Entries from a dataset of interfaces:
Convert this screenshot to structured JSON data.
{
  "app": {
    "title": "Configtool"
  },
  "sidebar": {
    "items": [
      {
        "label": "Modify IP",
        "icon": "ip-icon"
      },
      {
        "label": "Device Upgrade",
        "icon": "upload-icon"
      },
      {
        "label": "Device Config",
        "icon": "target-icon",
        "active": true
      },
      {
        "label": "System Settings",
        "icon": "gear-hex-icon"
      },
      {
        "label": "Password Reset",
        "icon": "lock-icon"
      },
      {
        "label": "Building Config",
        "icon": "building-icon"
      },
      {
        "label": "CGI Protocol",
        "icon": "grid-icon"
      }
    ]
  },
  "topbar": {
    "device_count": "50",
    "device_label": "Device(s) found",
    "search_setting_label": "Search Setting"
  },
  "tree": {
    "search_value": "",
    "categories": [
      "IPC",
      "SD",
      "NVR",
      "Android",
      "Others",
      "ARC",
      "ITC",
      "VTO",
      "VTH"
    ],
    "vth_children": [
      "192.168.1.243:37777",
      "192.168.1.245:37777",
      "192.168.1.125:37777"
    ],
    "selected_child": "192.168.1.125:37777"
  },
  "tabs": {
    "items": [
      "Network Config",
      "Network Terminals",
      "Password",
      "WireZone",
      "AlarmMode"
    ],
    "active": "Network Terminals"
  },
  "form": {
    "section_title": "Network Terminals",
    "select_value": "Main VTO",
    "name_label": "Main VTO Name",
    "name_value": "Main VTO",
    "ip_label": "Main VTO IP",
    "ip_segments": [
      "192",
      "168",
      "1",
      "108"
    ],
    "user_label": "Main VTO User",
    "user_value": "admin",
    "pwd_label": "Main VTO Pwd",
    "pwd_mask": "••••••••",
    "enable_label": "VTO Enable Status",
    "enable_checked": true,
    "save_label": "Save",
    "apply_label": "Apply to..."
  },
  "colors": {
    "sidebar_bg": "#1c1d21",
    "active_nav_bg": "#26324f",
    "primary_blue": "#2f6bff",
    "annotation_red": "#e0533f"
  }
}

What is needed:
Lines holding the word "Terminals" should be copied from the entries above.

Response area:
      "Network Terminals",
    "active": "Network Terminals"
    "section_title": "Network Terminals",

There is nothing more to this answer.